Directions for this task
From the entries below, count every line that contains the word "Detection". Please give the number and nothing else.

(Stored records)
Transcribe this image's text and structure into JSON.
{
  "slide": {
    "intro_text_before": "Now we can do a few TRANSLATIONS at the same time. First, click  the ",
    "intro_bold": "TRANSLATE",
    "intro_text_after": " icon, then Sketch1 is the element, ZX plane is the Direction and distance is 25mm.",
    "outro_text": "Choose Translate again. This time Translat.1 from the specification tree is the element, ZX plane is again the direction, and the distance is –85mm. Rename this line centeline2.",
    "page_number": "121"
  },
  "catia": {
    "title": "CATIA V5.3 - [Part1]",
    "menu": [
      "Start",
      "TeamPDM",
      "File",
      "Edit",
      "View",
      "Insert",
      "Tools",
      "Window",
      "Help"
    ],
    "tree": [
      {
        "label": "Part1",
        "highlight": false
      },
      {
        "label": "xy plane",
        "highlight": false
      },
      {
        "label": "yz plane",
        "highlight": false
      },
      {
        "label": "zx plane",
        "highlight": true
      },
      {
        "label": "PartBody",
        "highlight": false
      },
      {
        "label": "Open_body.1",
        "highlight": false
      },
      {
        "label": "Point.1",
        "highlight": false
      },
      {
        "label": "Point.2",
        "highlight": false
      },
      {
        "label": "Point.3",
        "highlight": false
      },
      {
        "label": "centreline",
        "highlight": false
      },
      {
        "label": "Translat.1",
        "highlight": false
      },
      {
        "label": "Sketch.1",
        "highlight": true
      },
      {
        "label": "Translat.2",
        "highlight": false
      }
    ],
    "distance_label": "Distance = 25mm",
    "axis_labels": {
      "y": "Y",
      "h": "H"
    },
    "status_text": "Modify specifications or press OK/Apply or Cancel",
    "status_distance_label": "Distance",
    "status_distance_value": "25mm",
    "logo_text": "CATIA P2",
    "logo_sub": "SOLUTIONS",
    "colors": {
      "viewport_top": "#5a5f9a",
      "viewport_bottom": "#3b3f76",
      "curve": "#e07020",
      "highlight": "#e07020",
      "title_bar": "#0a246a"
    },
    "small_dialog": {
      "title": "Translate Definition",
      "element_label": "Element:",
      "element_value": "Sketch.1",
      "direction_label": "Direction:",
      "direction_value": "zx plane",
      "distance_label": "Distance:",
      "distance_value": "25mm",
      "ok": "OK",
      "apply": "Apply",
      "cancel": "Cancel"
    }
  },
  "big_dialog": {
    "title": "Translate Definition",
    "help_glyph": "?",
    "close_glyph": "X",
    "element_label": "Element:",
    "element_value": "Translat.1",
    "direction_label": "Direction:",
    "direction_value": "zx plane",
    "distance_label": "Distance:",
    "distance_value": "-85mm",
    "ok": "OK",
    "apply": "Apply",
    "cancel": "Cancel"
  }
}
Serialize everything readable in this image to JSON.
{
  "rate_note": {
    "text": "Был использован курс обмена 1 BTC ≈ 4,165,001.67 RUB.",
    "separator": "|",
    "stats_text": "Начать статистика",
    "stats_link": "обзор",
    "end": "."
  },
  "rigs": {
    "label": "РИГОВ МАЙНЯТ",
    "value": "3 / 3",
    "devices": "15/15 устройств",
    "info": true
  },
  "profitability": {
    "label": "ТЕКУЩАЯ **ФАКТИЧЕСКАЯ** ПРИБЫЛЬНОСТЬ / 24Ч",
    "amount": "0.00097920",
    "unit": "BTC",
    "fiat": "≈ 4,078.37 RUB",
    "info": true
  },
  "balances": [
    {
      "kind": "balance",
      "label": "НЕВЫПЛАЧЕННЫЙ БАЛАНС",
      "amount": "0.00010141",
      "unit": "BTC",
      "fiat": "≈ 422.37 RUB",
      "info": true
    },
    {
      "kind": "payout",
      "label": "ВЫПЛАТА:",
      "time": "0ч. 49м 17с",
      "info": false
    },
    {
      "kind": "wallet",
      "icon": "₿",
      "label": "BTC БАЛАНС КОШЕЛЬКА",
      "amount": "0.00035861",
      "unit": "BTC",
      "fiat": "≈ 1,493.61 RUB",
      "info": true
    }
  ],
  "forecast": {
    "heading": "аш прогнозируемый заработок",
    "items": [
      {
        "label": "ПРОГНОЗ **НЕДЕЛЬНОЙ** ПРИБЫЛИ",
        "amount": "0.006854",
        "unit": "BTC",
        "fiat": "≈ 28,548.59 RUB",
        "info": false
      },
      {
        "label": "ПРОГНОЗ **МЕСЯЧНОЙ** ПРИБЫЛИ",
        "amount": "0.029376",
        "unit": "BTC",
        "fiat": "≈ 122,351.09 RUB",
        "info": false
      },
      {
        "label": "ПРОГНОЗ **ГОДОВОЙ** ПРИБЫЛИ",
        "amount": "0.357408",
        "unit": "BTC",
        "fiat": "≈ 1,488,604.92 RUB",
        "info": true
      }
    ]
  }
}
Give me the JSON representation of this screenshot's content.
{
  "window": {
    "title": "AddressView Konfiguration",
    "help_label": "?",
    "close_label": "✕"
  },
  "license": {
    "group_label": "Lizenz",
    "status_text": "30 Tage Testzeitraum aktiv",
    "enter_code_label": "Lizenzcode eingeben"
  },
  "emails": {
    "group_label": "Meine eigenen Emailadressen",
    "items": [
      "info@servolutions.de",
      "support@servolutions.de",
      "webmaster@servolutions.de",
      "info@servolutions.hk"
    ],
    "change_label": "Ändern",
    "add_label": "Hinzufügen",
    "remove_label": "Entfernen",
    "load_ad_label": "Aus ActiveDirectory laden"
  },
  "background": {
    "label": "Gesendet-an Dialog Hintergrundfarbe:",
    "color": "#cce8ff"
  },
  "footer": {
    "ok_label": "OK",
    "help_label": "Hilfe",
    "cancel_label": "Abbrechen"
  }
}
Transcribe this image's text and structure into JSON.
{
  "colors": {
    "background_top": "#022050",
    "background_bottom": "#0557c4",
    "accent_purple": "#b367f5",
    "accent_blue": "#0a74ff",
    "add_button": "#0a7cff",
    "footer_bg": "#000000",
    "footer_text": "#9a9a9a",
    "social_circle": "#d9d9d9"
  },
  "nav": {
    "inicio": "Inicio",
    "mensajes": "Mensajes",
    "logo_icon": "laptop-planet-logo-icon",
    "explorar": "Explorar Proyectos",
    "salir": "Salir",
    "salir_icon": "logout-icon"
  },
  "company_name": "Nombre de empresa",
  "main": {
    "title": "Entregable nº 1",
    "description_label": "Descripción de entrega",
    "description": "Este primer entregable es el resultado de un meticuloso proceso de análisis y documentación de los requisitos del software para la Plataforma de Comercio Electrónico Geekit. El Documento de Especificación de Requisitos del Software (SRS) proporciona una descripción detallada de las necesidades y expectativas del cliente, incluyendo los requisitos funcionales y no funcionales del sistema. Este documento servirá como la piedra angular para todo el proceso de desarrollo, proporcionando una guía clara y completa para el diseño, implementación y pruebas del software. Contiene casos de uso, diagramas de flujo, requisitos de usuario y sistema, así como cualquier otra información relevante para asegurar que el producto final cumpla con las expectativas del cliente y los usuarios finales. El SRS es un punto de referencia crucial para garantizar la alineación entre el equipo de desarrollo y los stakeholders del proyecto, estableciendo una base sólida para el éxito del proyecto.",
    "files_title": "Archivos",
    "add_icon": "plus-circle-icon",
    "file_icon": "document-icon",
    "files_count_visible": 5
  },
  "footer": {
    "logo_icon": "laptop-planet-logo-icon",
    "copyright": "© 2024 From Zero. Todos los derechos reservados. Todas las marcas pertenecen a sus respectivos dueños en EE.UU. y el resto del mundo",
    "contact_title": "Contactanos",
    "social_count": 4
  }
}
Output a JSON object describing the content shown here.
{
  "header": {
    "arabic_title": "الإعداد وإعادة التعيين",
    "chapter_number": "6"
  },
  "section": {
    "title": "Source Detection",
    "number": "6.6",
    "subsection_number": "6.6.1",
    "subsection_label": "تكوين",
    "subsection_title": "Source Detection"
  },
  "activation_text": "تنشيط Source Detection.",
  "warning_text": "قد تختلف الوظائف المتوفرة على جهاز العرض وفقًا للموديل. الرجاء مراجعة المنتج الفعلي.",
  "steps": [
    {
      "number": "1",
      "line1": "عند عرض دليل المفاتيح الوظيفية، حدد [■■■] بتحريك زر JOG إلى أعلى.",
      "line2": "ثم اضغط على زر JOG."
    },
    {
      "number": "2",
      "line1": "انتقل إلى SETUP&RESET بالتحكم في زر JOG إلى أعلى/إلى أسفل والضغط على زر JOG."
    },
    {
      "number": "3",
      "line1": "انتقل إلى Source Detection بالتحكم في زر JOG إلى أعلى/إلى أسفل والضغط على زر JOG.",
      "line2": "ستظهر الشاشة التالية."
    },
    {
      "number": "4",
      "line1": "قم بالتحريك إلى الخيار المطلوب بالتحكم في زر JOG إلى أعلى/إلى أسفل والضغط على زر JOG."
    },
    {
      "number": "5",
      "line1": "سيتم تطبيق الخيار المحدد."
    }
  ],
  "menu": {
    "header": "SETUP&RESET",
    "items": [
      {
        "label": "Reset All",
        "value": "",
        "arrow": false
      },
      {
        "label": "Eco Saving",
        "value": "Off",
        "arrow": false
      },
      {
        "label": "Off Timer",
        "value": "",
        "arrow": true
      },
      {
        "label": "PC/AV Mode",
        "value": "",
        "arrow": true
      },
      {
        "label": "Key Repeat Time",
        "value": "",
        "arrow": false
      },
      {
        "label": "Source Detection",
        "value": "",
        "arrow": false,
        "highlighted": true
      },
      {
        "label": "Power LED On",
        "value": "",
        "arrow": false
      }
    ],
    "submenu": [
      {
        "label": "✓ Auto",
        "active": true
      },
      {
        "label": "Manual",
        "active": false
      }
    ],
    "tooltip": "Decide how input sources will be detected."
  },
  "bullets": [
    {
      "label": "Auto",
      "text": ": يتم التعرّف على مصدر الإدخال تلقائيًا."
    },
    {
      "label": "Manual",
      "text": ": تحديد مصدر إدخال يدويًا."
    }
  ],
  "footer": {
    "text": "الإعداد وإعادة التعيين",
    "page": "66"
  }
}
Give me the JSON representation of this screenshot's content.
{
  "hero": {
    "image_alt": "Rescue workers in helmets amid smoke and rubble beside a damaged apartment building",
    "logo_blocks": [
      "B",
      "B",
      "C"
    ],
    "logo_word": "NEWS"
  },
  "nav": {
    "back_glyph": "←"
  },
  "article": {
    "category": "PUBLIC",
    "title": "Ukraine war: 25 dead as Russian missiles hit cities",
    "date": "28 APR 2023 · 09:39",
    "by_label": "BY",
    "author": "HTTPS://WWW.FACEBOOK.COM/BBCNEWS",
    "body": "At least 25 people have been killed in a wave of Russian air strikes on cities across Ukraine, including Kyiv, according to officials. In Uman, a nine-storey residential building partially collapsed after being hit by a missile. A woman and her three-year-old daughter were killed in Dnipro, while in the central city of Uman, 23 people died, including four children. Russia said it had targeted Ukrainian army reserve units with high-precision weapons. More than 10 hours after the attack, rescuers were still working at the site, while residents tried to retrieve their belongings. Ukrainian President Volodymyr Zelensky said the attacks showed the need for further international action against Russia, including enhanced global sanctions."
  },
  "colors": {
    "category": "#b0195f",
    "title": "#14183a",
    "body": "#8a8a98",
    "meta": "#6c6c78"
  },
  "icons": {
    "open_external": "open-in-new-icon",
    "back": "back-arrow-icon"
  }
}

Reply
5